Tasty and delicious, and hard to resist. Can food sinning get out of control?
Pair me a glass of Pinot Noir with warm crusted bread and olive oil and I have the perfect segue to a delicious and healthy dinner. Not.
Turns out our tastiest foods can hurt our health in big ways.
More and more, new research screams loud and clear that many of our food pleasures are flat-out bad for our brain, even when consumed once in a while. Bread, with its warm, simplistic persona and mom-ish charm is one food that can wreak havoc on our brains, even when dipped in delicious and healthy monounsaturated fatty acids (MUFAs) olive oil.
There is new evidence that carb-loaded-bread foods are starting to ruin our most valuable asset, our head – one body part we should to protect with guns drawn.
In a new book by Dr. David Perlmutter, Grain Brain, the effects of gluten, carbs and sugar on our brains is devastating taking food hangovers to a new level. You know that foggy, bland brain feeling, it’s the brain’s way of reacting to eating crapola, much of it served up by our favorite restaurants. He writes:

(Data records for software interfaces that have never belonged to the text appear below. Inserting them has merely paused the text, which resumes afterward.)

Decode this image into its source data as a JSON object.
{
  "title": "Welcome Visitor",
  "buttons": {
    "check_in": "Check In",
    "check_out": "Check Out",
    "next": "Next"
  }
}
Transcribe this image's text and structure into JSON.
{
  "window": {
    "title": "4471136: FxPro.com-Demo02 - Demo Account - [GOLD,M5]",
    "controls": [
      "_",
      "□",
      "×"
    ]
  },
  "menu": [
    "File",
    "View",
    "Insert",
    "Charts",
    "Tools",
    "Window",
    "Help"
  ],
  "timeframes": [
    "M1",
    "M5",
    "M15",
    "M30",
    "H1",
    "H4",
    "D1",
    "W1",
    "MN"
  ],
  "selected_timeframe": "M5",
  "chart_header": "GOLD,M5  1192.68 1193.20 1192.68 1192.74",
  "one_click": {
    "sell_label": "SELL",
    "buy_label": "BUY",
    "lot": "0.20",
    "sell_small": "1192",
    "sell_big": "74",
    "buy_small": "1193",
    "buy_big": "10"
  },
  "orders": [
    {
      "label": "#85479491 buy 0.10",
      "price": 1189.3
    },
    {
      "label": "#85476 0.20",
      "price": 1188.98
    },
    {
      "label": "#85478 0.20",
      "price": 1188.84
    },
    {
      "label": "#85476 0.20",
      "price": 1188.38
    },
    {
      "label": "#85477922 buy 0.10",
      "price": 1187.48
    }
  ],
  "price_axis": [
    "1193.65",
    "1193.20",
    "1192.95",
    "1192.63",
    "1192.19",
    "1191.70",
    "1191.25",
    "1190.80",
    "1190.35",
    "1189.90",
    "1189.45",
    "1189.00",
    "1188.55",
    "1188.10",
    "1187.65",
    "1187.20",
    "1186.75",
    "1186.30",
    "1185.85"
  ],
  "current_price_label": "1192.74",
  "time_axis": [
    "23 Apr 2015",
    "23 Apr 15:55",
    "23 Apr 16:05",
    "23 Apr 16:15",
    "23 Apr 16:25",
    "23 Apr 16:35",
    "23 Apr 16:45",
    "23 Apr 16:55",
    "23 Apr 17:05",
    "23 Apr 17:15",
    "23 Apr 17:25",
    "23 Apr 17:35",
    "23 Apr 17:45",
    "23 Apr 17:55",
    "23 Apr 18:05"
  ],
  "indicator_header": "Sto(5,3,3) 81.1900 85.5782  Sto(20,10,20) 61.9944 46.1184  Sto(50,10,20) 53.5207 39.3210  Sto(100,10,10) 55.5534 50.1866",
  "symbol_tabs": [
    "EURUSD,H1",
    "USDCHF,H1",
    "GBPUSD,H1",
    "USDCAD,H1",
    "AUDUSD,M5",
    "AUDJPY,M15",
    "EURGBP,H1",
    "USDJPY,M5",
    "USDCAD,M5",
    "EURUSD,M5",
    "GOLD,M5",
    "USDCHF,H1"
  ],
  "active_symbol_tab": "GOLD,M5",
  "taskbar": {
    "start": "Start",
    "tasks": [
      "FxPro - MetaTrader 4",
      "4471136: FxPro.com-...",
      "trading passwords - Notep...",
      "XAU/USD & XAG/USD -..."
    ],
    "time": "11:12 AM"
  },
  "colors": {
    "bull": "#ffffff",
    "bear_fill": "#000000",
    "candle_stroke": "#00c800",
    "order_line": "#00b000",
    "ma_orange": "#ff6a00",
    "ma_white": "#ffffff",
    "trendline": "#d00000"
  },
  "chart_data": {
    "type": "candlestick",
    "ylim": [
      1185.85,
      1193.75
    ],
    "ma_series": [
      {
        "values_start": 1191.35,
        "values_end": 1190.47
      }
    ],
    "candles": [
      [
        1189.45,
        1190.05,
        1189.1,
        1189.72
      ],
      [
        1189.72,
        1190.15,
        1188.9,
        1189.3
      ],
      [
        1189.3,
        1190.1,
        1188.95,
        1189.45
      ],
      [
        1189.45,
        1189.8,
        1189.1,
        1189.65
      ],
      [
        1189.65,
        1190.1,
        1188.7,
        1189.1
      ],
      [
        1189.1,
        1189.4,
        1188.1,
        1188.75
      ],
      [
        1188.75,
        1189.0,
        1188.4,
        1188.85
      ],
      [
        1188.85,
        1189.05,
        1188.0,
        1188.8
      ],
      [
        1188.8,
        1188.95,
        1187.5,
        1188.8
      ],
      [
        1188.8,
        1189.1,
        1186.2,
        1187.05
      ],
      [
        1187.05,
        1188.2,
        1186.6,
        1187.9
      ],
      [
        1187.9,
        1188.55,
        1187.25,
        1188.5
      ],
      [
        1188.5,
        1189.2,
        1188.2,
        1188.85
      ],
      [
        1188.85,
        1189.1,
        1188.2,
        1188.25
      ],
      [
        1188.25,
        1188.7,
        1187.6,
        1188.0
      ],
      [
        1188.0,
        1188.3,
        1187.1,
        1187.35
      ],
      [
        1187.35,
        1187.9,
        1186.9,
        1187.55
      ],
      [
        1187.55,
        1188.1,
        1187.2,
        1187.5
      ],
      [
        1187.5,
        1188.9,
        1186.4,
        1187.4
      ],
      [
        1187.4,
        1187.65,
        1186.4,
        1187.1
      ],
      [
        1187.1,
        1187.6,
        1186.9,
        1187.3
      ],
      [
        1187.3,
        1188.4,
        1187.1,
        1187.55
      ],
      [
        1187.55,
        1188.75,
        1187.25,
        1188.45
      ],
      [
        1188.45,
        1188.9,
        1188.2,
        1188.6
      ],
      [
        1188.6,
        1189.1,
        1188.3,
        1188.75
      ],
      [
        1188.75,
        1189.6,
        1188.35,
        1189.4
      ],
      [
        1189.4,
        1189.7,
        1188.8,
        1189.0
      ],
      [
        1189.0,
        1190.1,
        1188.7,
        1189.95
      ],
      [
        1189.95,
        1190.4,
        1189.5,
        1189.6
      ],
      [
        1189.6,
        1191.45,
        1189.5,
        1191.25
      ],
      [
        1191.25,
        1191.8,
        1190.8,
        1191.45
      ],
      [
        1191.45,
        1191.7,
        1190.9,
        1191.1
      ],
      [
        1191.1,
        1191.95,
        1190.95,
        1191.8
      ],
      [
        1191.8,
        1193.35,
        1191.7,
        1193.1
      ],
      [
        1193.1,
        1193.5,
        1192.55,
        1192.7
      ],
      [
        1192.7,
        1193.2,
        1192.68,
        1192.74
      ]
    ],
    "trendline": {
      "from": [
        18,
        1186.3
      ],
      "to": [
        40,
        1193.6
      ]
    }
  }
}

“The science supporting the relationship between carbohydrates and dementia is quite exciting, as it paves the way for lifestyle changes that can profoundly affect a person’s chances of remaining intact, at least from a brain perspective. In a recent study published by the Mayo Clinic, those consuming a higher-fat, lower-carbohydrate diet had an astounding 65 percent risk reduction for dementia. Likely the advantage to the lower-carbohydrate diet stems from its effect on lowering blood sugar, as studies have clearly linked lower blood sugars to reduced risk of dementia, and specifically Alzheimer’s disease.
As blood sugar elevates, it dramatically changes brain proteins leading to increased production of damaging chemicals called free radicals, as well as increasing damaging chemical mediators of inflammation. Both of these processes are now recognized as pivotal players in the degeneration of the brain seen in Alzheimer’s disease. Moreover, research (also from the Mayo Clinic) now connects gluten sensitivity to brain inflammation and dementia. So it’s important not only to maintain a low-carbohydrate diet, but to remain strictly gluten-free, especially if laboratory testing reveals gluten sensitivity.” (Read entire article)
Meanwhile, with Alzheimer’s Disease and Dementia at an all-time high, you can eat your way to prevention by eating healthy and wisely!